The two men consider the publication of the list as “a first but important step towards the fight against the scourge of sexual abuse and the implementation of a reform of the Convention”.
“Each entry on this list reminds us of the devastation and destruction wrought by sexual abuse,” they said. “Our prayer is that survivors of these heinous acts find hope and healing, and that churches proactively use this list to protect and care for the most vulnerable among us.”
The List of 205 pages is presented as it was given to Guidepost Solutions for their month-long investigation into SBC’s handling of credible abuse allegations involving churches affiliated with the convention.
This list includes the full name of the abuser, the year they were reported, the state where it happened, links to news stories about the allegation and naming. Not all entries in the list belonged to the SBC.
Redactions were also made at various times to protect the identity of the victims and those whose guilt has not been confirmed.
“We note that there will be more extensive research and analysis of the redacted entries and we anticipate that some of the redacted entries will be fully published in the future,” McLaurin and Slade added.

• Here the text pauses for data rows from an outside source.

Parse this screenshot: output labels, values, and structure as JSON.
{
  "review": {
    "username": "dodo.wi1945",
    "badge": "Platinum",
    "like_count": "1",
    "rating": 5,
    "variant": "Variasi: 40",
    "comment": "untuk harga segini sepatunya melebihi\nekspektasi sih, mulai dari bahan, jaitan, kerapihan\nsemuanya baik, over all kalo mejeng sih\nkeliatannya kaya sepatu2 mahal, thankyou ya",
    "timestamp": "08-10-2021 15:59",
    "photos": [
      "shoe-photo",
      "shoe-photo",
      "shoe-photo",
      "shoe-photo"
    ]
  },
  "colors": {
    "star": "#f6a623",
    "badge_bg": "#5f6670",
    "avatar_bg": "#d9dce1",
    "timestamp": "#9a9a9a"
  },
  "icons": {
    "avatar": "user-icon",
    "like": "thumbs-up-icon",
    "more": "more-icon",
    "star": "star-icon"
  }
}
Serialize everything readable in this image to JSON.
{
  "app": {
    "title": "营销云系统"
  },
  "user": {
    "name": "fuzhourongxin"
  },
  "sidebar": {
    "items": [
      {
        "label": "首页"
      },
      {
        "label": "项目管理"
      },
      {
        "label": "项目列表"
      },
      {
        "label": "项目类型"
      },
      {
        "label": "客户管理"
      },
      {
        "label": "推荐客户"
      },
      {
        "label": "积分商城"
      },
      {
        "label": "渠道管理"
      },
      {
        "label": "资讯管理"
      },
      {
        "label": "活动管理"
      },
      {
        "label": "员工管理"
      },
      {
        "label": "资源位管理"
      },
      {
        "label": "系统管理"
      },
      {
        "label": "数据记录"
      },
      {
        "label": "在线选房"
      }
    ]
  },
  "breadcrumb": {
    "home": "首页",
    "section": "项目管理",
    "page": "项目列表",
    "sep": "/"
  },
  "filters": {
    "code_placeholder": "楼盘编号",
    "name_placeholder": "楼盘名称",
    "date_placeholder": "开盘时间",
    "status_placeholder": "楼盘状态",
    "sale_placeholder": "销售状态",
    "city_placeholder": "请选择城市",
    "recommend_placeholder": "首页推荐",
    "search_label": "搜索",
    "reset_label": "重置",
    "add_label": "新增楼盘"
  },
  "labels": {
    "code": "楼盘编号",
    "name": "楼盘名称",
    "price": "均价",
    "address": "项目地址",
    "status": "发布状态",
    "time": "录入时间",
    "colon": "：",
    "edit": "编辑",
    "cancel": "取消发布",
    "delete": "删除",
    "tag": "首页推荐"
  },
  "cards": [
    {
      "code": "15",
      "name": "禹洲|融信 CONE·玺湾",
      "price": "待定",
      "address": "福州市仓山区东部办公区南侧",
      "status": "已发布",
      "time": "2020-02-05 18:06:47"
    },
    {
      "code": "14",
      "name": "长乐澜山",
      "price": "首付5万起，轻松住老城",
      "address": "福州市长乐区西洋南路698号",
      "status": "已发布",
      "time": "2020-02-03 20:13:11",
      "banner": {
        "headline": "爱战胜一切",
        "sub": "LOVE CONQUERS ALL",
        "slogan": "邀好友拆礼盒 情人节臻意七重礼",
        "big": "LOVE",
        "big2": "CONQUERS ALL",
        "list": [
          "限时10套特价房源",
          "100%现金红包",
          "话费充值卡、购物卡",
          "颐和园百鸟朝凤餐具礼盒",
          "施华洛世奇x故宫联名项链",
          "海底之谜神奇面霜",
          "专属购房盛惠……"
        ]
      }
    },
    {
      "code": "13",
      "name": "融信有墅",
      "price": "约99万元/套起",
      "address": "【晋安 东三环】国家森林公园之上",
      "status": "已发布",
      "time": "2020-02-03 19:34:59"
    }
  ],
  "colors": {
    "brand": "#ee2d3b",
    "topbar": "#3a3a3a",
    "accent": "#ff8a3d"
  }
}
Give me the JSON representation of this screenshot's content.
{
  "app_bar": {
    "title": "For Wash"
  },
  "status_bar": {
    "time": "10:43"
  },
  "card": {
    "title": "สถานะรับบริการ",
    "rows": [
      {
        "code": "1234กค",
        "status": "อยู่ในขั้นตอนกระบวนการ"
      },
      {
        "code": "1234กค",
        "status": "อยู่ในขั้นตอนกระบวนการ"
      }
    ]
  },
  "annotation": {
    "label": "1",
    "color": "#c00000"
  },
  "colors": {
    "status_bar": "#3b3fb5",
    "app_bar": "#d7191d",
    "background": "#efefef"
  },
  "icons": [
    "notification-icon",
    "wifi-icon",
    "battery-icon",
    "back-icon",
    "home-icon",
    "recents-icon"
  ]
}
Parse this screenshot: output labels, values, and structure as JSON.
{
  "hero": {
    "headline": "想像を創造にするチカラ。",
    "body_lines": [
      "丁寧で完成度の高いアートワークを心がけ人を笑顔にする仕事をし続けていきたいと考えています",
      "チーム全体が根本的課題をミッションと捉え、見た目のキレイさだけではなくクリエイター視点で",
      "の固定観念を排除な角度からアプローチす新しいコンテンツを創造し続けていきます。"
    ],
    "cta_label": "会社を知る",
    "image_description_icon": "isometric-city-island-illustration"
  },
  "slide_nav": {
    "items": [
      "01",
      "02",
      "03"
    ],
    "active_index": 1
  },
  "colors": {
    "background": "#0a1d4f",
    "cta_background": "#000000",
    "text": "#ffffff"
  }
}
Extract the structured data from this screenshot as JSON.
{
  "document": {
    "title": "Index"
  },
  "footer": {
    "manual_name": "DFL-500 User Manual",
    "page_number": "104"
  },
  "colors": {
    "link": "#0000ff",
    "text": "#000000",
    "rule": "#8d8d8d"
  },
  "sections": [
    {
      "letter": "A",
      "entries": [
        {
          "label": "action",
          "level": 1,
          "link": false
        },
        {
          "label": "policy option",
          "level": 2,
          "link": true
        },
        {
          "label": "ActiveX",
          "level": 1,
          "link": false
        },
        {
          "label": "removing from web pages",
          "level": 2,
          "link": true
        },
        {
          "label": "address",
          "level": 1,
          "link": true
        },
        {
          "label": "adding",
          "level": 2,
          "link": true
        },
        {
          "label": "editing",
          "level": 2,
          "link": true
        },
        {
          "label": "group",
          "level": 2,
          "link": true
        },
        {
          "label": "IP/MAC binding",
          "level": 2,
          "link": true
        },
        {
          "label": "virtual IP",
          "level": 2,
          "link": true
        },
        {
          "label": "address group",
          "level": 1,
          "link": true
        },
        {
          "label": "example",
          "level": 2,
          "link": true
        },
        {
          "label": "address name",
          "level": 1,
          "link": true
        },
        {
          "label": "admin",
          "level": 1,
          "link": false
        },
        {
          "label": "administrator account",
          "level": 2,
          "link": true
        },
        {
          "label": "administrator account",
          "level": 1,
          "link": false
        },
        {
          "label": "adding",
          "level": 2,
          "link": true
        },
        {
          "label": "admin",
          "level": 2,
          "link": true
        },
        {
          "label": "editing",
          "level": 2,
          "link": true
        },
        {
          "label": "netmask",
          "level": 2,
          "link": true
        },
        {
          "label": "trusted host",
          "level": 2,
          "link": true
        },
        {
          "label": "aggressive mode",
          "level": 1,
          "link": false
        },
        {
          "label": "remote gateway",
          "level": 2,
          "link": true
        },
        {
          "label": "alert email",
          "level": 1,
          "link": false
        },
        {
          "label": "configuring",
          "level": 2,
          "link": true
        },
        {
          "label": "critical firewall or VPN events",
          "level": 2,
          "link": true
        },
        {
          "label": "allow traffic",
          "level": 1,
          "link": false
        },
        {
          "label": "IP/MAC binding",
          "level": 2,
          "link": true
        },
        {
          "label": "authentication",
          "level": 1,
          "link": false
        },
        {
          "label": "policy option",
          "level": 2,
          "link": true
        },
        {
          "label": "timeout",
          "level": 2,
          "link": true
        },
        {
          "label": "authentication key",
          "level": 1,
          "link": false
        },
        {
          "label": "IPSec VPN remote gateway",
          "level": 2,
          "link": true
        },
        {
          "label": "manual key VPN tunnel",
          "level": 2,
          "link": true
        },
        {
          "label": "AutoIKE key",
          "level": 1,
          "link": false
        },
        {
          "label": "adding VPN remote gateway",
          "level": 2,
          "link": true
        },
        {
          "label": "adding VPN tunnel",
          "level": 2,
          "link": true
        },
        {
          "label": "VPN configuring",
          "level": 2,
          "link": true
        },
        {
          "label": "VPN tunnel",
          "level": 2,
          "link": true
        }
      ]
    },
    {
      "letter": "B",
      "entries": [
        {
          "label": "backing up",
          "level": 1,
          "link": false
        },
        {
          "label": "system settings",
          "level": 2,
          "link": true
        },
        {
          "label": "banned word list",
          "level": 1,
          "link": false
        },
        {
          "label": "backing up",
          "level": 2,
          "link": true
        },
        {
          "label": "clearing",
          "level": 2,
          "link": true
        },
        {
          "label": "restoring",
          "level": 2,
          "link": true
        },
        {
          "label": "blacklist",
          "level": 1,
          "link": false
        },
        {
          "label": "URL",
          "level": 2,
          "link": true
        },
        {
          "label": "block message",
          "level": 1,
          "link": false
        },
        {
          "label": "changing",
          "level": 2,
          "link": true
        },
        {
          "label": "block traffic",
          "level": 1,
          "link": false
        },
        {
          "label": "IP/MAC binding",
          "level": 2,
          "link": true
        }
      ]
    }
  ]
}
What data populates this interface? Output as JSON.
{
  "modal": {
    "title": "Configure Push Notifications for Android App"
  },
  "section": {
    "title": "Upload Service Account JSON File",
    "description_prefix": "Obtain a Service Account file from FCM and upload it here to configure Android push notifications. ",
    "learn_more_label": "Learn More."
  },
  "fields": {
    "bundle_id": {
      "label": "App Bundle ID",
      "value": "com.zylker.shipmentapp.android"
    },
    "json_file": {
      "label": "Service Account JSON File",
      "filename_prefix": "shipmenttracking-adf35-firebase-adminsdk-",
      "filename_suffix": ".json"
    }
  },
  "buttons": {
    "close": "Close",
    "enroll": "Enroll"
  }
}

“We felt it was more important to release the list and get it done than to delay and investigate.”
Earlier this month, Guidepost Solutions published a 288-page report which concluded that SBC leaders used to intimidate victims of abuse and refuse to adopt measures to make churches safer because they wanted to avoid accountability.
Presented to the SBC’s Sexual Abuse Task Force, Guidepost found that several leaders of the SBC’s executive committee exercised tight control over allegations of abuse within the denomination and “focused singularly on avoiding accountability. of the SBC to the exclusion of other considerations”.
“In service of this goal, survivors and others who have reported abuse have been ignored, disbelieved, or met with the constant refrain that the SBC could take no action because of its self-reliance regime. church – even if it meant the convicted abusers continued in ministry with no notice or warning to their current church or congregation,” the report said.
News of the report sent shockwaves among pastors and SBC members, with many viewing the findings as disturbing and showing that the denomination needs to reform.
Dallas First Baptist pastor Robert Jeffress told Fox News’ Shannon Bream that he considers the report “absolutely horrific” and hopes it serves as a “reminder to the churches.”
Albert Mohler Jr., president of Southern Baptist Theological Seminary. said on his podcast “The Briefing” which he considered the “devastating, heartbreaking and infuriating” report.
“Southern Baptist must view this report as part of a judgment that will reveal the wrath of God, but also as mercy each in due proportion,” Mohler added.
“Some see this report as an opportunity to condemn the Southern Baptist Convention and castigate its churches, members and leaders, as steadfastly opposed to meeting this challenge with grace, truth, compassion and with the power of the gospel.”